Given records:
Content starts

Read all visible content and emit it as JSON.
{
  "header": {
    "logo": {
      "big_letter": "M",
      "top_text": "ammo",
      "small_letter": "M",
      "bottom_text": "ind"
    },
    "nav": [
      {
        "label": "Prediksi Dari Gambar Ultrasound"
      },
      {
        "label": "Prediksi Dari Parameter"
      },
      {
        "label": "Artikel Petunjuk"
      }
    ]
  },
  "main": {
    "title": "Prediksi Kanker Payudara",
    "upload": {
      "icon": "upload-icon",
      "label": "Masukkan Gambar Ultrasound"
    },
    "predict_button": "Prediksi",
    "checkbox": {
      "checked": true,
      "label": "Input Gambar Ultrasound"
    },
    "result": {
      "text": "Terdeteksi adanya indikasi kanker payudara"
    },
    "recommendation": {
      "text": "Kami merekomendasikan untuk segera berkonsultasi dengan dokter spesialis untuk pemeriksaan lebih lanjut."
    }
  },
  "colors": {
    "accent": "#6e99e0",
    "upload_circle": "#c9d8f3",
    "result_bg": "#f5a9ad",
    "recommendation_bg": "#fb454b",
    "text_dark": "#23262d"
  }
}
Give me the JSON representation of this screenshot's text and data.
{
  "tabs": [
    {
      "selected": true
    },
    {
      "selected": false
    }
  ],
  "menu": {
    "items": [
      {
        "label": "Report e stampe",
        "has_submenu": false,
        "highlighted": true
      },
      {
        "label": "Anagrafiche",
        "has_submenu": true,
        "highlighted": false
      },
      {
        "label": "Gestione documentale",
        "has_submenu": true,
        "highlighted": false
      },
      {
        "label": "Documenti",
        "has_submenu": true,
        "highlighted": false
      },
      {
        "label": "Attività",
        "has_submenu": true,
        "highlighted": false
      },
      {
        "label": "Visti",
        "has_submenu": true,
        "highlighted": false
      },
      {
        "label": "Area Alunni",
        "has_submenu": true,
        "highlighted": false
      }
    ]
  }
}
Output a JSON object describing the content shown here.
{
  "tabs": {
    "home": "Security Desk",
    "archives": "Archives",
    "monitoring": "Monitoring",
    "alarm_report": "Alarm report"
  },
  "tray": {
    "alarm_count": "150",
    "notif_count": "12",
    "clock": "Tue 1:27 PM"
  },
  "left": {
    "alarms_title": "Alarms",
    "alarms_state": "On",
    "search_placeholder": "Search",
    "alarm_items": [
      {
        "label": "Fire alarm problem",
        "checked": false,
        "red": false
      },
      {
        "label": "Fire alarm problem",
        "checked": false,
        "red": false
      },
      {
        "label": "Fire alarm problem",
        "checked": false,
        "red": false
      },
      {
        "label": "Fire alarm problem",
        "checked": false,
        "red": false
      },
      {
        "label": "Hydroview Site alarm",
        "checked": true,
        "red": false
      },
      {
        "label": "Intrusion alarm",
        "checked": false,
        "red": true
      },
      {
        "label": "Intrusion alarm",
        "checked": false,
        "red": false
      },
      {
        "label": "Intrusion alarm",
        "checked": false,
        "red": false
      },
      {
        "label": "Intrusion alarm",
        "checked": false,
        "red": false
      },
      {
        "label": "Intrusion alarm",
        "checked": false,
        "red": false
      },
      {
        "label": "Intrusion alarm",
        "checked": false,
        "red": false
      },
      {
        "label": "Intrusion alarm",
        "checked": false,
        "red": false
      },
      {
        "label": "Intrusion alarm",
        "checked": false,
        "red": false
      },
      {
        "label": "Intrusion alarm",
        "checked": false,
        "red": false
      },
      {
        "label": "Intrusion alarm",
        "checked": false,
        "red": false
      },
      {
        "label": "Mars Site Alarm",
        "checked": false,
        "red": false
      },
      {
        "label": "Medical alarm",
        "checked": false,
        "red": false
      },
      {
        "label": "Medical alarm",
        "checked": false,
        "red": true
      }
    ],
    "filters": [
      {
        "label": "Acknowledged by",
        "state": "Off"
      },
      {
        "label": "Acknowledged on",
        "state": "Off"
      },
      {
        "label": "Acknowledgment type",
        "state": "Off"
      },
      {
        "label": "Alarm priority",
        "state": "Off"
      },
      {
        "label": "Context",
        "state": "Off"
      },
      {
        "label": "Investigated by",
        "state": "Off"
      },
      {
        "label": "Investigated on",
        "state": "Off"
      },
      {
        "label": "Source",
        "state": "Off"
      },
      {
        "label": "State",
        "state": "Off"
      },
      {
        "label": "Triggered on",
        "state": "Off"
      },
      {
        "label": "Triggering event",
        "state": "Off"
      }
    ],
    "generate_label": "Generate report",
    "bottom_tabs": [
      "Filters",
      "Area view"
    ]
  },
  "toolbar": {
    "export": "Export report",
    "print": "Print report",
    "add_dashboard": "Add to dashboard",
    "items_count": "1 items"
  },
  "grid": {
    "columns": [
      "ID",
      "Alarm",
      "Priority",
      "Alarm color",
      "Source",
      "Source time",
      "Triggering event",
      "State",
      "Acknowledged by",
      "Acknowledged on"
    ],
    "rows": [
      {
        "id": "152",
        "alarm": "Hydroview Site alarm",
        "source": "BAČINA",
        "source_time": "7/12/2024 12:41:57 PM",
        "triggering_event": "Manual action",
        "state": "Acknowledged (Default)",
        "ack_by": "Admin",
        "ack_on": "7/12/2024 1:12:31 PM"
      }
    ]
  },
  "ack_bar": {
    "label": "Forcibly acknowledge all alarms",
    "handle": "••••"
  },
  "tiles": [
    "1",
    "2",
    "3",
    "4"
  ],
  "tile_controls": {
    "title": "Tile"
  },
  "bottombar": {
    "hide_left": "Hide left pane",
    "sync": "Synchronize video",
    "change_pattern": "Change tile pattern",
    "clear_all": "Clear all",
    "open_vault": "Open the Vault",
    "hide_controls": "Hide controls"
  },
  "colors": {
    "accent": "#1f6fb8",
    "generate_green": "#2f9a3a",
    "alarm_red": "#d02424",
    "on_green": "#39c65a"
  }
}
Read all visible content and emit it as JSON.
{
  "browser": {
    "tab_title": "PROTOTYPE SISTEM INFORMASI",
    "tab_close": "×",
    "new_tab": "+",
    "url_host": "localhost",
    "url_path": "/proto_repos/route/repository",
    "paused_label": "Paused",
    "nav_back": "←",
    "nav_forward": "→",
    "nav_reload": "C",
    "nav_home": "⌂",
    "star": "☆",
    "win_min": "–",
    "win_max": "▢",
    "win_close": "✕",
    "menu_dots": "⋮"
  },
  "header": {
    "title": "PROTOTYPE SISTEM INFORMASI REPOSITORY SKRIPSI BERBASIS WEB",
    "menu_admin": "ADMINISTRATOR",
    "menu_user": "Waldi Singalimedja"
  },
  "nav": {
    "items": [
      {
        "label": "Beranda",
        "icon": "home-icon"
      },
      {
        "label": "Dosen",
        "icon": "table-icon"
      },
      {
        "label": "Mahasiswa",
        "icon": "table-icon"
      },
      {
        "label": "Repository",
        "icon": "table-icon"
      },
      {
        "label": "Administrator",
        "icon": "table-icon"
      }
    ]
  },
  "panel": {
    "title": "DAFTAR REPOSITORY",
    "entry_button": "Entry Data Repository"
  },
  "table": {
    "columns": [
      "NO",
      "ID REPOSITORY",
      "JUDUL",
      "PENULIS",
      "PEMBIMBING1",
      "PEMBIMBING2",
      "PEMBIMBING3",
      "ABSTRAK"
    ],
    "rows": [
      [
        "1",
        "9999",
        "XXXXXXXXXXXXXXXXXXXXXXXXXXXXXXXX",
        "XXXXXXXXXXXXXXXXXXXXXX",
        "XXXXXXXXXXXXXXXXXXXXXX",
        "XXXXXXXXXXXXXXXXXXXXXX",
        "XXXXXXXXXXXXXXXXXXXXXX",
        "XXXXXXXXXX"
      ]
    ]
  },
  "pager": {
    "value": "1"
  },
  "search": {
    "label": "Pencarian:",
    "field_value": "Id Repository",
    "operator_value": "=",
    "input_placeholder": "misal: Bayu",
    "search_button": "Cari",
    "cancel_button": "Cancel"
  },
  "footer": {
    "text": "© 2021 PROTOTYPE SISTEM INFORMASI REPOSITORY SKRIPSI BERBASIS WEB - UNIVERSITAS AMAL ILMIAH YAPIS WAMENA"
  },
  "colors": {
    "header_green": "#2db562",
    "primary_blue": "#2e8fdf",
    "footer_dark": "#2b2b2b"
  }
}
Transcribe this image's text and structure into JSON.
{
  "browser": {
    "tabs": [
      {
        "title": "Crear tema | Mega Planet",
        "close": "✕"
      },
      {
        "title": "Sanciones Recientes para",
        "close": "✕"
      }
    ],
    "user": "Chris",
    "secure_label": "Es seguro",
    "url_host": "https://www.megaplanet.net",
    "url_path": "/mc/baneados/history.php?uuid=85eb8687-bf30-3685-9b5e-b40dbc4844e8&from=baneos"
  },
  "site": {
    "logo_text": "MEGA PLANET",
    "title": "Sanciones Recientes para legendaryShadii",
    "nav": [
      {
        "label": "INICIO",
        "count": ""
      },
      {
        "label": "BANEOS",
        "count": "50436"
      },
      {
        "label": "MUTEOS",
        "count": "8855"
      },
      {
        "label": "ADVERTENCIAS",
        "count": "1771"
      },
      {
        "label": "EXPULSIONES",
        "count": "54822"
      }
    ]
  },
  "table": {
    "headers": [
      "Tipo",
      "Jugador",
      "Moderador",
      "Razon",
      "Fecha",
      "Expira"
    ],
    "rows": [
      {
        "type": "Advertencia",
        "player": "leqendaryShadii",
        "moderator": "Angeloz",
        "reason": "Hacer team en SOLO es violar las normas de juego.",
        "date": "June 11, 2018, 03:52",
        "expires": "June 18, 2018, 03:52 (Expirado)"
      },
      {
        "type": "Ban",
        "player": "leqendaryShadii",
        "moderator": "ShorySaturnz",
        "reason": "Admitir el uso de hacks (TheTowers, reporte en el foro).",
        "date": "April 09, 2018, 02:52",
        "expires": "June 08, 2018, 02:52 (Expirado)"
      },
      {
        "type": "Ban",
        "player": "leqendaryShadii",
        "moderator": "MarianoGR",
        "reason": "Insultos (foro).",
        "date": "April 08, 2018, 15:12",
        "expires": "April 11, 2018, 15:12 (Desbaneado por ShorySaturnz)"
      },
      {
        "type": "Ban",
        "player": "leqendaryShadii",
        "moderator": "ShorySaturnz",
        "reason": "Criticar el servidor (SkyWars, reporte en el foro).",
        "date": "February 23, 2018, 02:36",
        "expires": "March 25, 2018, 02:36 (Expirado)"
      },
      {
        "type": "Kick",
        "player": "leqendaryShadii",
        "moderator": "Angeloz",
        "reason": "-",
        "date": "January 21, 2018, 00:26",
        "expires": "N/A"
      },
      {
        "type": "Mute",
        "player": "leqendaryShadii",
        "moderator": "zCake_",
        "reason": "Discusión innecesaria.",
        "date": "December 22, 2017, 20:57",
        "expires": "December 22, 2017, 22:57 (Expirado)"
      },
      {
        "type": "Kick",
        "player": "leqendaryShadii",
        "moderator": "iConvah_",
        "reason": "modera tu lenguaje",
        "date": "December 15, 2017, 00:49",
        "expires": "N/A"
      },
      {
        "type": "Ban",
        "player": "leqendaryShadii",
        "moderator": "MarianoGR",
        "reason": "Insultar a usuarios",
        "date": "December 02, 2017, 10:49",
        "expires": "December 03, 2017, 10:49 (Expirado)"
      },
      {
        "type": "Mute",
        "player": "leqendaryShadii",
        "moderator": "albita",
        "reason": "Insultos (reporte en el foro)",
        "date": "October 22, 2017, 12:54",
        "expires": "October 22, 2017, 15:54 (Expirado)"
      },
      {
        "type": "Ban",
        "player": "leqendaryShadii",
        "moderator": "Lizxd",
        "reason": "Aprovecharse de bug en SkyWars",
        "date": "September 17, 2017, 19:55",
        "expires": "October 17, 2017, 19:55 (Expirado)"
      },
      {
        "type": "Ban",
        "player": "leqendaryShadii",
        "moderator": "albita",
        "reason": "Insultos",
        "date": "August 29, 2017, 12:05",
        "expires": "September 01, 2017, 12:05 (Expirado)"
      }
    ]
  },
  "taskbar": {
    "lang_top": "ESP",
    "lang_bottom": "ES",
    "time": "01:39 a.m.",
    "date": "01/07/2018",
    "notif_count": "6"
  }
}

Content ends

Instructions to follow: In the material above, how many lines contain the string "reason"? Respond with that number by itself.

Result of the exercise: 11